++++ Task inputs
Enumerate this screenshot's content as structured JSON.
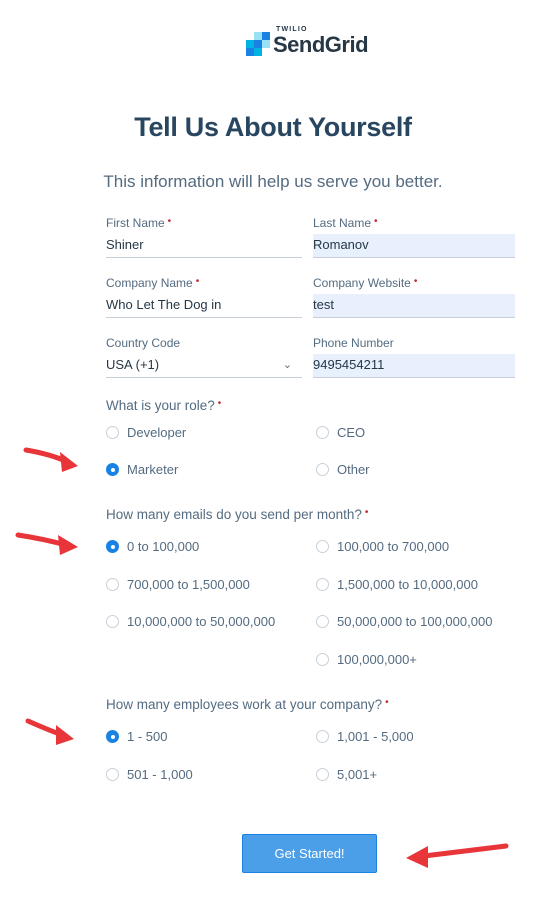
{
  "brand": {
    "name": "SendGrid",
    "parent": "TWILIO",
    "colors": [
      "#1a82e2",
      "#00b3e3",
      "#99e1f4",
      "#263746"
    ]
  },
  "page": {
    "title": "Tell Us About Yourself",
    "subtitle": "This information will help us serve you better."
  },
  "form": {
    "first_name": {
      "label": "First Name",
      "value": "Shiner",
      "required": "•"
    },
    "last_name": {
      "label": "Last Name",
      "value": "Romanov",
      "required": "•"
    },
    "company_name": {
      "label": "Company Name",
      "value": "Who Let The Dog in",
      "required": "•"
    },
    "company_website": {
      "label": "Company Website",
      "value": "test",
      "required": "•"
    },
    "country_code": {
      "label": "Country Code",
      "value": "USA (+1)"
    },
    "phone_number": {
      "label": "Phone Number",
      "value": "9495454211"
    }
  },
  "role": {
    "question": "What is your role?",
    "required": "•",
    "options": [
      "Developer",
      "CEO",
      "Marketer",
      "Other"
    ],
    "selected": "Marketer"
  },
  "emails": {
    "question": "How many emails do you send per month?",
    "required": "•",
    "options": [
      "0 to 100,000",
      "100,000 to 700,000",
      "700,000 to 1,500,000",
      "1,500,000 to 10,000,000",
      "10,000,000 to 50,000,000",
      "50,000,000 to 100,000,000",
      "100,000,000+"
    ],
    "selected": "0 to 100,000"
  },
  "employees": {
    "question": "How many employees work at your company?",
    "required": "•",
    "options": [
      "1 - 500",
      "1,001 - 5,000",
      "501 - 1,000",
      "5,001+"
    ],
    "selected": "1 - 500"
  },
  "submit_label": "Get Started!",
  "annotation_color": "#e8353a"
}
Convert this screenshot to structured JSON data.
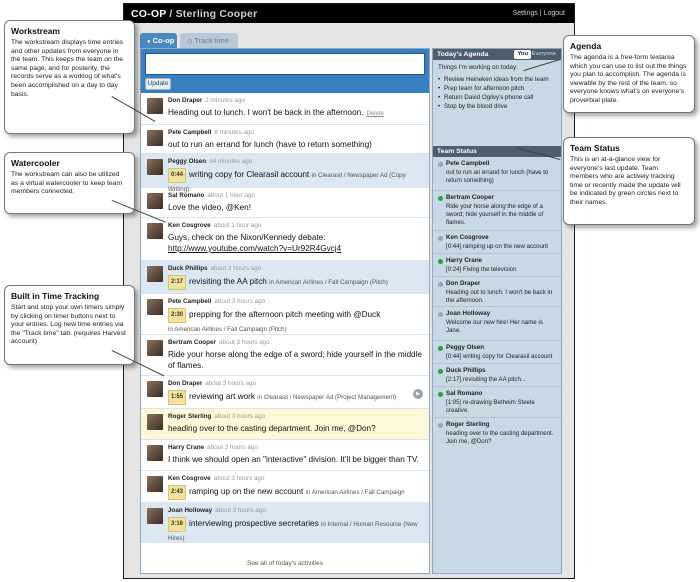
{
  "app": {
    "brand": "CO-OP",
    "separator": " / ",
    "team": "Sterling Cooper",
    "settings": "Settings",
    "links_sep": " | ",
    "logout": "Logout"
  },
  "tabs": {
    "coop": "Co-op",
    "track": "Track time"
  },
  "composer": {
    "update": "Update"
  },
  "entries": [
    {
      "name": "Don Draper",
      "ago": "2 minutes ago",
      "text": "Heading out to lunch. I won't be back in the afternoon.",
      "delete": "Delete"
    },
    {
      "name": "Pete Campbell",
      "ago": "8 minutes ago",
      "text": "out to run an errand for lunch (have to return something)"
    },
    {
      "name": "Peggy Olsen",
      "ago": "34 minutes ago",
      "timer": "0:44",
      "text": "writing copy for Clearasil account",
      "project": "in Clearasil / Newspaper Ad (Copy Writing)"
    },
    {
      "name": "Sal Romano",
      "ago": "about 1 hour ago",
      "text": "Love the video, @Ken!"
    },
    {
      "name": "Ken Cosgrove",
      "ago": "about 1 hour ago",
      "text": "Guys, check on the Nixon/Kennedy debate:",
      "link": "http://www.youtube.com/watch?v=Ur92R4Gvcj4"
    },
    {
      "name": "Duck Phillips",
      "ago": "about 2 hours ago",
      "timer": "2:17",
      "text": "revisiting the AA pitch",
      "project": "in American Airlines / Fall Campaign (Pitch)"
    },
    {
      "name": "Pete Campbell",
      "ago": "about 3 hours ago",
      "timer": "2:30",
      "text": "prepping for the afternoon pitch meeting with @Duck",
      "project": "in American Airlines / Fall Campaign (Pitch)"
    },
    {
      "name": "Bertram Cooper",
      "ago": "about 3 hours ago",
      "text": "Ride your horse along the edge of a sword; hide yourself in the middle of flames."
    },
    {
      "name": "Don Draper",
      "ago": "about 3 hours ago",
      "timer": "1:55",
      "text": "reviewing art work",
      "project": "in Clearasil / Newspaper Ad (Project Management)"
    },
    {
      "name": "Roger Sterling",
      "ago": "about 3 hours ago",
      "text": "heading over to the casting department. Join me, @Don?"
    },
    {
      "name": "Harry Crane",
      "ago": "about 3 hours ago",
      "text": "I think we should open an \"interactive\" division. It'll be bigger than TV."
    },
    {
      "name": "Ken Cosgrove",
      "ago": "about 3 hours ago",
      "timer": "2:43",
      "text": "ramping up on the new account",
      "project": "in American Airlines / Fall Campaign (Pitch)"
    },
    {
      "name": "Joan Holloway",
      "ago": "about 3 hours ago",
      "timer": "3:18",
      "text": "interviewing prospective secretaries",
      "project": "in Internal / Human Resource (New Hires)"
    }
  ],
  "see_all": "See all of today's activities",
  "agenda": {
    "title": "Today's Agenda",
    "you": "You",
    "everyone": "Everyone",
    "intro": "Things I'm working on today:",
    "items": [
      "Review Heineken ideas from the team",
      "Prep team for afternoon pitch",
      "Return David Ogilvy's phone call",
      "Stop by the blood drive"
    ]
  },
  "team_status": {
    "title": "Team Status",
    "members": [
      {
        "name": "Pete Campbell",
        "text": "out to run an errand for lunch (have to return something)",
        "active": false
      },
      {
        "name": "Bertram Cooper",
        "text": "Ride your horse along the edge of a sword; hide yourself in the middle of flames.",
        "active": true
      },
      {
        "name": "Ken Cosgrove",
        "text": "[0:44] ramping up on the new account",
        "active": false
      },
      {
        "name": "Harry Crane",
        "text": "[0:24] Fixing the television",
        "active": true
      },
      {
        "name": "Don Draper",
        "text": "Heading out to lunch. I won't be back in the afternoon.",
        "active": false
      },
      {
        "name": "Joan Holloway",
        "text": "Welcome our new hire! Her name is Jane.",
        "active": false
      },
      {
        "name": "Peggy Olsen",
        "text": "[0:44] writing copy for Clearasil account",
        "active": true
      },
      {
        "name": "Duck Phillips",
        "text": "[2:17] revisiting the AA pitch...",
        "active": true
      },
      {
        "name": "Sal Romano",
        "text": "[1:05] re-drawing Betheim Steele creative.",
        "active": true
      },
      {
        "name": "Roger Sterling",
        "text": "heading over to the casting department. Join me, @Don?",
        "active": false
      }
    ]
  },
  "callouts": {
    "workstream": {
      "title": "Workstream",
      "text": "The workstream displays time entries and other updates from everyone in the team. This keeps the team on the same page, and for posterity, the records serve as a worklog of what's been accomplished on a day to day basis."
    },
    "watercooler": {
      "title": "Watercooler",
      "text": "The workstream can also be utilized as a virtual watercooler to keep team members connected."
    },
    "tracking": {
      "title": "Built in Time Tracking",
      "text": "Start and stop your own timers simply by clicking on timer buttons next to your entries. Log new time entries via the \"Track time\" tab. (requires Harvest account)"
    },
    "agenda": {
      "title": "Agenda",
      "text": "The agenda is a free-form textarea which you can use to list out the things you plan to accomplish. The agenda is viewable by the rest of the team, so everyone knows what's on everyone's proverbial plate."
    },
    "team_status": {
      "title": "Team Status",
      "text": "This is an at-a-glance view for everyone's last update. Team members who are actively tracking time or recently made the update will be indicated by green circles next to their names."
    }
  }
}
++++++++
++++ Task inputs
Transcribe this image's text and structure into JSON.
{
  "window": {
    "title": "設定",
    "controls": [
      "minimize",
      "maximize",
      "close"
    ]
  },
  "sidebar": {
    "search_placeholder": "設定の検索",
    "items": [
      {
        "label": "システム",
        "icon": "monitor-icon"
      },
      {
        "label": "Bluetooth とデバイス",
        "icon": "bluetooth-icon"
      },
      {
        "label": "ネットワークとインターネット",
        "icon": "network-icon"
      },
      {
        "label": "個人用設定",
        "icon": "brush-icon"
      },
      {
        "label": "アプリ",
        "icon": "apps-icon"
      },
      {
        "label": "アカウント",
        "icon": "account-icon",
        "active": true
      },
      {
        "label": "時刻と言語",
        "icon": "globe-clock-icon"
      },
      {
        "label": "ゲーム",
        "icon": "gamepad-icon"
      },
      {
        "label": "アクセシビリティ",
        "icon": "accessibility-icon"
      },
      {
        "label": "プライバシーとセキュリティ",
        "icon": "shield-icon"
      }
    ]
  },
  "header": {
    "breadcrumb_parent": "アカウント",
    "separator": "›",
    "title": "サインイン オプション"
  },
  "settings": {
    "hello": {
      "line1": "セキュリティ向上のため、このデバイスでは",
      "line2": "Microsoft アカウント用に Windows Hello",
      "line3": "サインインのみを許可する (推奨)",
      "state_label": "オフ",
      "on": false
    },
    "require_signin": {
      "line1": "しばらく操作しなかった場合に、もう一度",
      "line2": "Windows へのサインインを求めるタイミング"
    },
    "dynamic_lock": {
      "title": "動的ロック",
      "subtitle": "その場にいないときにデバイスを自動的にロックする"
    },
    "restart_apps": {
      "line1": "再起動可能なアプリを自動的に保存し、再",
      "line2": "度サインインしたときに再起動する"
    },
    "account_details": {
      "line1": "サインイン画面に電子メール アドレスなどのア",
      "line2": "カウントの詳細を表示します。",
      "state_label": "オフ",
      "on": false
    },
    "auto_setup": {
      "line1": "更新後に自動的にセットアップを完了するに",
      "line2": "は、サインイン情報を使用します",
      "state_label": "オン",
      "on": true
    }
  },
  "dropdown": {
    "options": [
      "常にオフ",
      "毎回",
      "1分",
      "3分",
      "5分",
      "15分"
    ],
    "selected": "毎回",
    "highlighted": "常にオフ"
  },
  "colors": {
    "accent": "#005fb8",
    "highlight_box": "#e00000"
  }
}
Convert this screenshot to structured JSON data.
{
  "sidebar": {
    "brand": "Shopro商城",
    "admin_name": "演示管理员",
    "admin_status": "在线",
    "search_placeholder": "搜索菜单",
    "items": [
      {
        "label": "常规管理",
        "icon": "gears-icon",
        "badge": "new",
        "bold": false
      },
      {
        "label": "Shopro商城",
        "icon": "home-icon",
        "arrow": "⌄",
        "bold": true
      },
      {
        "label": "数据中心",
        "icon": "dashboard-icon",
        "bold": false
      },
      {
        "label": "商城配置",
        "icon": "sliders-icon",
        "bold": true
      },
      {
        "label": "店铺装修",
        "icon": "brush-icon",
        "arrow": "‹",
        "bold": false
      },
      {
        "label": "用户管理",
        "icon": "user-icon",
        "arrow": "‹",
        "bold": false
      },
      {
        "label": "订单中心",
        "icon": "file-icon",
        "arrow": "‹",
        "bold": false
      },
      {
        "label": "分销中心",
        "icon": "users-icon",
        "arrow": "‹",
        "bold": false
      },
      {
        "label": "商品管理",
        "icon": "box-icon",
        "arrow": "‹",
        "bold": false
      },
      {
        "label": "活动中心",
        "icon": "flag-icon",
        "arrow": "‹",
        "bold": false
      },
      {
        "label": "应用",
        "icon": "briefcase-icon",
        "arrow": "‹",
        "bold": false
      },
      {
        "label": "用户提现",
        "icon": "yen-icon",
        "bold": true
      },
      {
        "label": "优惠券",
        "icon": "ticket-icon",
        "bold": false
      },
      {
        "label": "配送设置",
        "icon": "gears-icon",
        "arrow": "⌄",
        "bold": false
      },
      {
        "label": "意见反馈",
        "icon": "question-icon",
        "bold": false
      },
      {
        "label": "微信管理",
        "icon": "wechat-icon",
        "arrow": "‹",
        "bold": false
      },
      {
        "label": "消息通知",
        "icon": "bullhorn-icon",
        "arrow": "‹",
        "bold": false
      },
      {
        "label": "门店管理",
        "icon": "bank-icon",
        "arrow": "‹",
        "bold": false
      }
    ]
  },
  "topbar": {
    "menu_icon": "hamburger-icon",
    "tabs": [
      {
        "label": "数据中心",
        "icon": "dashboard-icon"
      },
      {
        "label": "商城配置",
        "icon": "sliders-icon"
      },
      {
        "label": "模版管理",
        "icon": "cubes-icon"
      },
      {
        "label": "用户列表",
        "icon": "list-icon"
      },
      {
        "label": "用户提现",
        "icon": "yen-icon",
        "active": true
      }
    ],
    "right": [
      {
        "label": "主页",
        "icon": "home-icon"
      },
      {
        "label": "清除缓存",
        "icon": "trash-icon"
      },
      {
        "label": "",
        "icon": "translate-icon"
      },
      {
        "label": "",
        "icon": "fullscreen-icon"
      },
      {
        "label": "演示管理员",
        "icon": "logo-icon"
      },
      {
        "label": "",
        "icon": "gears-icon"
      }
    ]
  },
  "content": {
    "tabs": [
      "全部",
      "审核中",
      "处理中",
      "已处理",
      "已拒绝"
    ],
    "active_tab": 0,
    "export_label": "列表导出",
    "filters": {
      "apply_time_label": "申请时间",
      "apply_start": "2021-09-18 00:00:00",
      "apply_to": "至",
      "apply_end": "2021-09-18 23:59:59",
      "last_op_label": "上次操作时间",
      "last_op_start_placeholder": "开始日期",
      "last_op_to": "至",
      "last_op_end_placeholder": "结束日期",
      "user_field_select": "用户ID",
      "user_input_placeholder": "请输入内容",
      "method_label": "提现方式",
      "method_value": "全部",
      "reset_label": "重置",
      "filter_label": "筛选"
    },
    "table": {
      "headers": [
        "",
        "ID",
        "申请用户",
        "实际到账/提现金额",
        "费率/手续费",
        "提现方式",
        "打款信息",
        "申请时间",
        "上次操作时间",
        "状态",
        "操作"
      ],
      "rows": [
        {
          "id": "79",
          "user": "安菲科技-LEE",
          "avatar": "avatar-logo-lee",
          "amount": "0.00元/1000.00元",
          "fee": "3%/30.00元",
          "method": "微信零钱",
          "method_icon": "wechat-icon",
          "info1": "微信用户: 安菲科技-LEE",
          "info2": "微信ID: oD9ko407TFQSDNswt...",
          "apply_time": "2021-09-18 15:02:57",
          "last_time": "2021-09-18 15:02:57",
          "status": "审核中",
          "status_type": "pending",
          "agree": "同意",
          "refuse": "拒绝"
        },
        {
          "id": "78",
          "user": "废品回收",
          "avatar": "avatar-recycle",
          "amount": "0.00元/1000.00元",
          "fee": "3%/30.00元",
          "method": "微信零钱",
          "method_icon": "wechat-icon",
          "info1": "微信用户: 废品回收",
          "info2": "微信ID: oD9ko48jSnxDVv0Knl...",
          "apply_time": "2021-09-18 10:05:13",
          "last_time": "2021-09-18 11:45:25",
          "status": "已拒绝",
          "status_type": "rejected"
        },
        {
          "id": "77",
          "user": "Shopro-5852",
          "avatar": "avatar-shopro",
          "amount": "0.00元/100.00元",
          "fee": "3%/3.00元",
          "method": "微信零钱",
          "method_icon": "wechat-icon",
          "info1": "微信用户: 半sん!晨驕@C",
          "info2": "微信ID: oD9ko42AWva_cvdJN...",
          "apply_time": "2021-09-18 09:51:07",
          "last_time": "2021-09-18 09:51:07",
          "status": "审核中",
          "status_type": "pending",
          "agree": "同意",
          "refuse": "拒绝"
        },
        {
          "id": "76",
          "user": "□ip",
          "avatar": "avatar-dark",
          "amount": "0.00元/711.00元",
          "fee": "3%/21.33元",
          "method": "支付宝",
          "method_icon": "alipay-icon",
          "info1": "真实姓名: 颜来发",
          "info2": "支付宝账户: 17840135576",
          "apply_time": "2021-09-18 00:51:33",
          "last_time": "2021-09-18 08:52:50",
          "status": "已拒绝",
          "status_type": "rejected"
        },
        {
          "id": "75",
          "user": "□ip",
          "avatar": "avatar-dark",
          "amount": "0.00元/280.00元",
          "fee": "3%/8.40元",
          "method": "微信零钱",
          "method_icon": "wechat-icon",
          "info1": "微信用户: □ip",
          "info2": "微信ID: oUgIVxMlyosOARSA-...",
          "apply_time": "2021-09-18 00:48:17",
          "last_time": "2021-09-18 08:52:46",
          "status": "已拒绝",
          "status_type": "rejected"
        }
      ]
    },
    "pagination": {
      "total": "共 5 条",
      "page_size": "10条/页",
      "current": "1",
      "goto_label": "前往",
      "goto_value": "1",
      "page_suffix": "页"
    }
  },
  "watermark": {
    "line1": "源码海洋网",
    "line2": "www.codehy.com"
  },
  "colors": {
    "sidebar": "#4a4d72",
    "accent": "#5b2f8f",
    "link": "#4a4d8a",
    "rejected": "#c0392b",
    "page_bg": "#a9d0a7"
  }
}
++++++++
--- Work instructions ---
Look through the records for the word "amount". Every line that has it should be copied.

--- Response to the exercise ---
          "amount": "0.00元/1000.00元",
          "amount": "0.00元/1000.00元",
          "amount": "0.00元/100.00元",
          "amount": "0.00元/711.00元",
          "amount": "0.00元/280.00元",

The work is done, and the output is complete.